BEGIN PROVIDED RECORDS

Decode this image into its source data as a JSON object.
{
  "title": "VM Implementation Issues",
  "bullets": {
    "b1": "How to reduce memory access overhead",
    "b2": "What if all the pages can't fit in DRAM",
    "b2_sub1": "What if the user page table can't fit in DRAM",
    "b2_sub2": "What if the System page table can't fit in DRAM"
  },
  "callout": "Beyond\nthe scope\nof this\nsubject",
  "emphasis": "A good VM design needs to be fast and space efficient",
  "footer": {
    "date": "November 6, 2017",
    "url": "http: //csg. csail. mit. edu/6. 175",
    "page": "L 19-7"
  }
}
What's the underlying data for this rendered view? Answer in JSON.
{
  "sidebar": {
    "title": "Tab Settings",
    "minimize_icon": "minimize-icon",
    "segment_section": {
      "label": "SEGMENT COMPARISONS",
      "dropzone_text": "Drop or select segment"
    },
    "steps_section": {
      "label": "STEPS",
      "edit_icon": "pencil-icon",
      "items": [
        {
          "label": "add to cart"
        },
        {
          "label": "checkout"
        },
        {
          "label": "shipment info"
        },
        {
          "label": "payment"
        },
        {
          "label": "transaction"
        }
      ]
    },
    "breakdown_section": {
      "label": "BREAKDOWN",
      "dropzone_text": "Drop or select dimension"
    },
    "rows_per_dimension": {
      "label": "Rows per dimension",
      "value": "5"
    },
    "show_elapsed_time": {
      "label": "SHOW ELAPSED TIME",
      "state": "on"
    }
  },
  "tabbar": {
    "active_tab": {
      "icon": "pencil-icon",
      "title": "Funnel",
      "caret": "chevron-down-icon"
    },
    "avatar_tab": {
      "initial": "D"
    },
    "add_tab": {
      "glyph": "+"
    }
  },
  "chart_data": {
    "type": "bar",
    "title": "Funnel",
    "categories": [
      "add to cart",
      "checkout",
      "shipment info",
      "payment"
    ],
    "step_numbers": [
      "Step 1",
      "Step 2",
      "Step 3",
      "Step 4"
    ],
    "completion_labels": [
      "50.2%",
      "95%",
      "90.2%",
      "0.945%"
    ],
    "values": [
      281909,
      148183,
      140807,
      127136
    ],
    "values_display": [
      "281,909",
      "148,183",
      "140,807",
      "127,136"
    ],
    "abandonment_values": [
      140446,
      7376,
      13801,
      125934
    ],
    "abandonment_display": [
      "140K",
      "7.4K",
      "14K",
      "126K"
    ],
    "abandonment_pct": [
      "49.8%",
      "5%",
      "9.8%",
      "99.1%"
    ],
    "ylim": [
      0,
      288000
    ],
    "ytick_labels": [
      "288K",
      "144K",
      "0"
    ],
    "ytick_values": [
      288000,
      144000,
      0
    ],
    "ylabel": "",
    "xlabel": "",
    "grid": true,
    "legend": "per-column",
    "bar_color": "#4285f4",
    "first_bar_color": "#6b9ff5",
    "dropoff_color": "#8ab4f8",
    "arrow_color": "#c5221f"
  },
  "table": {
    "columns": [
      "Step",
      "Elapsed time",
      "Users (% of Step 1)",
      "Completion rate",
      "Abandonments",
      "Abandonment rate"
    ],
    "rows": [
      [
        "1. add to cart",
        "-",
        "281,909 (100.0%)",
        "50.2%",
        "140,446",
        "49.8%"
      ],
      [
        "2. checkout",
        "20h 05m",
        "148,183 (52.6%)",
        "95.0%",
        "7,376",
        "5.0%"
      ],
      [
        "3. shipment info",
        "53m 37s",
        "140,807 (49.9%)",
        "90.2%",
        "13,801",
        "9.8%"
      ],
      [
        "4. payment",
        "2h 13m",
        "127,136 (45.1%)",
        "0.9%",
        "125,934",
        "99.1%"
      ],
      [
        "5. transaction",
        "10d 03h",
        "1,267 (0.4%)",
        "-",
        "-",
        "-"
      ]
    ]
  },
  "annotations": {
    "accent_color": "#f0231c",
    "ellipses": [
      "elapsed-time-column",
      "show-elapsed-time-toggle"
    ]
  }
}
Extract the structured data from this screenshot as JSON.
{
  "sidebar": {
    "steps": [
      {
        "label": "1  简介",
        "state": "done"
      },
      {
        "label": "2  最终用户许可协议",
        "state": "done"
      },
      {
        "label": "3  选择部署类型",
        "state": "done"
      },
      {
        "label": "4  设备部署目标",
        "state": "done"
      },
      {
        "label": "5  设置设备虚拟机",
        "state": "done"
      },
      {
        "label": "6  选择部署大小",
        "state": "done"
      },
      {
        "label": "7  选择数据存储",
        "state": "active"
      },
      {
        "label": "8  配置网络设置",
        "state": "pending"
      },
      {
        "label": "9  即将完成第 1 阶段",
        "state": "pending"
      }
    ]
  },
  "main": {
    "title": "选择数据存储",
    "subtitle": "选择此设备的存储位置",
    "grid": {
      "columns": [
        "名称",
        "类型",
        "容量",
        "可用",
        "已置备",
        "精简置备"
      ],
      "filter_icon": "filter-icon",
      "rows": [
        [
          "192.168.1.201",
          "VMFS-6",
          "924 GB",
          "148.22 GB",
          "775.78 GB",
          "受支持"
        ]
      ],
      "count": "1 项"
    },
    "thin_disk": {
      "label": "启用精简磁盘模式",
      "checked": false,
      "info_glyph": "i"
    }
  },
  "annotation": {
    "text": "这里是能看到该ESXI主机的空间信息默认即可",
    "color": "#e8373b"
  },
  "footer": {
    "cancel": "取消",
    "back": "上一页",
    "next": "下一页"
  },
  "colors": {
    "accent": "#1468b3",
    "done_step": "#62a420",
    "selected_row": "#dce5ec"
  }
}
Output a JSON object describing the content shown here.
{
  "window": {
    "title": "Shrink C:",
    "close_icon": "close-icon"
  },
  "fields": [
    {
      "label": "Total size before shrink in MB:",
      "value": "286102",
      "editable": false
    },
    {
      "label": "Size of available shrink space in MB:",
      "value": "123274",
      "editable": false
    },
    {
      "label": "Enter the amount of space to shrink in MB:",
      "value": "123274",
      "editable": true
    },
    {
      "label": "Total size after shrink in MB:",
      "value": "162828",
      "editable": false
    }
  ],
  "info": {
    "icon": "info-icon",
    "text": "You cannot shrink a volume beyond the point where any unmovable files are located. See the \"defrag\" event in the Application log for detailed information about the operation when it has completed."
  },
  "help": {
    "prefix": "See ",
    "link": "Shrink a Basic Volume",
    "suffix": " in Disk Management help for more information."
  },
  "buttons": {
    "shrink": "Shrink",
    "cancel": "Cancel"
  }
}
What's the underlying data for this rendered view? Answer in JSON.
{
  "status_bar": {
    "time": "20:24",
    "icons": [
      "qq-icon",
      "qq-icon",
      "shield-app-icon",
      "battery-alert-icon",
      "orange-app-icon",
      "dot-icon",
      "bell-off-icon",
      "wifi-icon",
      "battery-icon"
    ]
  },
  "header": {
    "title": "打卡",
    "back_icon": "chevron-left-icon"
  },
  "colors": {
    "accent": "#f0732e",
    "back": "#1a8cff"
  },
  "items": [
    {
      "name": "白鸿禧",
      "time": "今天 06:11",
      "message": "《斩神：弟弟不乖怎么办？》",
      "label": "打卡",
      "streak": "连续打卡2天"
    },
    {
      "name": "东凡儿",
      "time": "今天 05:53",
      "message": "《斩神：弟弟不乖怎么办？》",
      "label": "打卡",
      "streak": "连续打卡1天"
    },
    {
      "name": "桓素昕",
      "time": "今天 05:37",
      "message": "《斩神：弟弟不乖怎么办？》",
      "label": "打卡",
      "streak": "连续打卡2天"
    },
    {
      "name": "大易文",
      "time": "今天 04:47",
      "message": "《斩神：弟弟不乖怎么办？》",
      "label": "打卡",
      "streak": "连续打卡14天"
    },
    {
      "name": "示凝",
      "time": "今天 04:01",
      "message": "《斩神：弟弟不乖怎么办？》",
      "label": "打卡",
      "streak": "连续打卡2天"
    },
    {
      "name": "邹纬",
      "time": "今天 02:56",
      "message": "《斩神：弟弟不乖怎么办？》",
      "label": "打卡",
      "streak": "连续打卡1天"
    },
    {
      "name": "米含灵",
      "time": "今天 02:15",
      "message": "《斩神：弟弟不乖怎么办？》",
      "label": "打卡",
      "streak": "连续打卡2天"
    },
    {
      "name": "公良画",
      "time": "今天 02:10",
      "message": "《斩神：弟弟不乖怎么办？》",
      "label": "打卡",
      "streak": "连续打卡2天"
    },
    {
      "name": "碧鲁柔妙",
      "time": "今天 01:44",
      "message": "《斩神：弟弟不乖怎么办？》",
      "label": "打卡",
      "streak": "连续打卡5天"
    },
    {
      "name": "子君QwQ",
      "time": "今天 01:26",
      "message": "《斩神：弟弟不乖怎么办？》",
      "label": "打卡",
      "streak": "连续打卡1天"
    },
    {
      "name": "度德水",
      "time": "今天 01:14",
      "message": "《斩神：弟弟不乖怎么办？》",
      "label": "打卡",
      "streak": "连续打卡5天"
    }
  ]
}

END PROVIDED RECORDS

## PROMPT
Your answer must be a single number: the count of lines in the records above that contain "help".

## EXERCISE RESULT
2